European arrest warrant replacement facing legal challenges

MSPs have been told Brexit has left the police force with 'suboptimal measures' in place for dealing with crime across the continent.

European arrest warrant replacement facing legal challenges Police Scotland

The post-Brexit replacement for the European arrest warrant is facing multiple legal challenges, Police Scotland has said.

Brexit has left the police force with “suboptimal measures” in place for dealing with crime across the continent, MSPs have been told, although the negative impacts have been “limited” so far.

But Holyrood’s policing committee heard that the legality of the fast-track arrangement introduced to replace the European Arrest Warrant is now facing challenges in the courts.

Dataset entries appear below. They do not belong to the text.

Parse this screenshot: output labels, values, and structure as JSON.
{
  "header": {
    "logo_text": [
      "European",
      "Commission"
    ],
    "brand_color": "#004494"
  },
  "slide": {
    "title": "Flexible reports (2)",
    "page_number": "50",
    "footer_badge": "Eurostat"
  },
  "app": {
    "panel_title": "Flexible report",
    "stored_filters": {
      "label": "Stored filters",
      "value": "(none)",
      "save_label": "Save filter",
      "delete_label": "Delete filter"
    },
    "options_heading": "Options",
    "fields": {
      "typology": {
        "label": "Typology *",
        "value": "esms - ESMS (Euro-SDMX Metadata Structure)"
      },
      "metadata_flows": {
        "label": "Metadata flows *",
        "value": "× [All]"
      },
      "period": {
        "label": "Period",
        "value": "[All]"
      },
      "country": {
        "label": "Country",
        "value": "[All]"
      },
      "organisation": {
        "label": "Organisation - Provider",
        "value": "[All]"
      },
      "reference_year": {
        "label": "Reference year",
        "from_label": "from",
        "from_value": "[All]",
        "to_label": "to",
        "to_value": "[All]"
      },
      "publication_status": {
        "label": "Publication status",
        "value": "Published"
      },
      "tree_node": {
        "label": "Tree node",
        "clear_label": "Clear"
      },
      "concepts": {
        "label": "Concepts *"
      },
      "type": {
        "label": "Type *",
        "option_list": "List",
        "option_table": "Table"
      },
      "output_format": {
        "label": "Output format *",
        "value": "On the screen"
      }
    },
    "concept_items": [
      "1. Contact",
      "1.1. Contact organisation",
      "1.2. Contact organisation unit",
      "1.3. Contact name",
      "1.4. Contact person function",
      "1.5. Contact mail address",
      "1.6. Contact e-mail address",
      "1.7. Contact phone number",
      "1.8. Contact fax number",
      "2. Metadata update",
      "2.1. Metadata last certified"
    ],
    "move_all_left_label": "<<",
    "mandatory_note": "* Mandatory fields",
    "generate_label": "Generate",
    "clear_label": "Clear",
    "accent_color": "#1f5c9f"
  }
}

During an evidence session on the impact of Brexit, Police Scotland deputy chief constable Will Kerr told MSPs: “There’s a number of ongoing legal challenges to the United Kingdom in respect of extradition and the European Arrest Warrant, they will take some time to resolve.”

He explained that the replacement system retained “mandated time limits for surrender” to return suspects to Scotland quickly and an executive power of arrest for warrants issued from January 1 2021.

Assistant chief constable for organised crime and counter-terrorism, Patrick Campbell, gave the example of an alert Police Scotland received about a Polish man who was arrested in Glasgow in January and extradited back to Poland.

Another use of the new system was for the extradition of a wanted man arrested in Spain.

But both cases have been challenged and the first appeal is due to be heard at Edinburgh Sheriff Court in March.

“How that plays out and the process for the legal position, that will be established over the coming months,” he said.

“But in respect of operationally, and our ability to keep the communities of Scotland safe, the Europe Arrest Warrant and the replacement for it have worked well at this stage.”

He also said Scotland “still has a good relationship” across the European Union in relation to co-operation on crime but that the UK Government’s Brexit deal will have a negative impact on tackling cross-border crime.

“There is an understanding that the negotiated outcome has resulted in suboptimal measures being put in place across a number of different areas – there’s no getting away from that,” he said.

“But some of the contingency planning – the measures which have now been put in place for the loss of the European Arrest Warrant, and the framework that’s been put in place around that – has resulted in the continued aspect of arrests within Scotland and across the EU member states.”